[Items from a data source]
=====
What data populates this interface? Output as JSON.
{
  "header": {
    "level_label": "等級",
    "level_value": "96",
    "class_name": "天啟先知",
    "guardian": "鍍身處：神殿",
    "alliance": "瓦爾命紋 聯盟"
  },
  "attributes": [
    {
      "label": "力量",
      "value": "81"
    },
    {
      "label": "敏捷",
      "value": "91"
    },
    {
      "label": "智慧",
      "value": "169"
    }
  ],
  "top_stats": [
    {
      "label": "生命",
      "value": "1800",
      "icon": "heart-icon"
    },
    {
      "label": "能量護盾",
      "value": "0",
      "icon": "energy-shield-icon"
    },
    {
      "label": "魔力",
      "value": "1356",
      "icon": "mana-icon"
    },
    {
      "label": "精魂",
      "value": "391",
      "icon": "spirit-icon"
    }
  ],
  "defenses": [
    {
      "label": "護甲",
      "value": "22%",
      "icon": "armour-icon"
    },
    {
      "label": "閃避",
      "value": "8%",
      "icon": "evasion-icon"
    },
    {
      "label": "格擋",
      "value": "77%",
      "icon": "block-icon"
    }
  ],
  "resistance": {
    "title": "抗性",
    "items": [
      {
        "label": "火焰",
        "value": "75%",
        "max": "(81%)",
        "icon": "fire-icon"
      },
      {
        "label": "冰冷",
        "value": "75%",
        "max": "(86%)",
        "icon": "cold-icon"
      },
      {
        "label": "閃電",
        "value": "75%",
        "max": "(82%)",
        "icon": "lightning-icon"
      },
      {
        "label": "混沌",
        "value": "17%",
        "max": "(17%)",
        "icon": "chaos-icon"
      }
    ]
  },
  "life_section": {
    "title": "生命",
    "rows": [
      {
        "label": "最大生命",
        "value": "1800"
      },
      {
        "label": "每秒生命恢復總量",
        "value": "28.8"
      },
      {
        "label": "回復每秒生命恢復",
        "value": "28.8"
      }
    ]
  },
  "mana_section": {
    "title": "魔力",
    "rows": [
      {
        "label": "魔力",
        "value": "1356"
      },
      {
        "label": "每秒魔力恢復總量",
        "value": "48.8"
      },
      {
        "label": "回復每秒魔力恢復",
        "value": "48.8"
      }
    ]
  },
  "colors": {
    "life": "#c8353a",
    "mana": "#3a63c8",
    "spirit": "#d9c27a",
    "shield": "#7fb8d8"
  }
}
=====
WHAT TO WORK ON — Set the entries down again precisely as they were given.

SOLUTION —
What data populates this interface? Output as JSON.
{
  "header": {
    "level_label": "等級",
    "level_value": "96",
    "class_name": "天啟先知",
    "guardian": "鍍身處：神殿",
    "alliance": "瓦爾命紋 聯盟"
  },
  "attributes": [
    {
      "label": "力量",
      "value": "81"
    },
    {
      "label": "敏捷",
      "value": "91"
    },
    {
      "label": "智慧",
      "value": "169"
    }
  ],
  "top_stats": [
    {
      "label": "生命",
      "value": "1800",
      "icon": "heart-icon"
    },
    {
      "label": "能量護盾",
      "value": "0",
      "icon": "energy-shield-icon"
    },
    {
      "label": "魔力",
      "value": "1356",
      "icon": "mana-icon"
    },
    {
      "label": "精魂",
      "value": "391",
      "icon": "spirit-icon"
    }
  ],
  "defenses": [
    {
      "label": "護甲",
      "value": "22%",
      "icon": "armour-icon"
    },
    {
      "label": "閃避",
      "value": "8%",
      "icon": "evasion-icon"
    },
    {
      "label": "格擋",
      "value": "77%",
      "icon": "block-icon"
    }
  ],
  "resistance": {
    "title": "抗性",
    "items": [
      {
        "label": "火焰",
        "value": "75%",
        "max": "(81%)",
        "icon": "fire-icon"
      },
      {
        "label": "冰冷",
        "value": "75%",
        "max": "(86%)",
        "icon": "cold-icon"
      },
      {
        "label": "閃電",
        "value": "75%",
        "max": "(82%)",
        "icon": "lightning-icon"
      },
      {
        "label": "混沌",
        "value": "17%",
        "max": "(17%)",
        "icon": "chaos-icon"
      }
    ]
  },
  "life_section": {
    "title": "生命",
    "rows": [
      {
        "label": "最大生命",
        "value": "1800"
      },
      {
        "label": "每秒生命恢復總量",
        "value": "28.8"
      },
      {
        "label": "回復每秒生命恢復",
        "value": "28.8"
      }
    ]
  },
  "mana_section": {
    "title": "魔力",
    "rows": [
      {
        "label": "魔力",
        "value": "1356"
      },
      {
        "label": "每秒魔力恢復總量",
        "value": "48.8"
      },
      {
        "label": "回復每秒魔力恢復",
        "value": "48.8"
      }
    ]
  },
  "colors": {
    "life": "#c8353a",
    "mana": "#3a63c8",
    "spirit": "#d9c27a",
    "shield": "#7fb8d8"
  }
}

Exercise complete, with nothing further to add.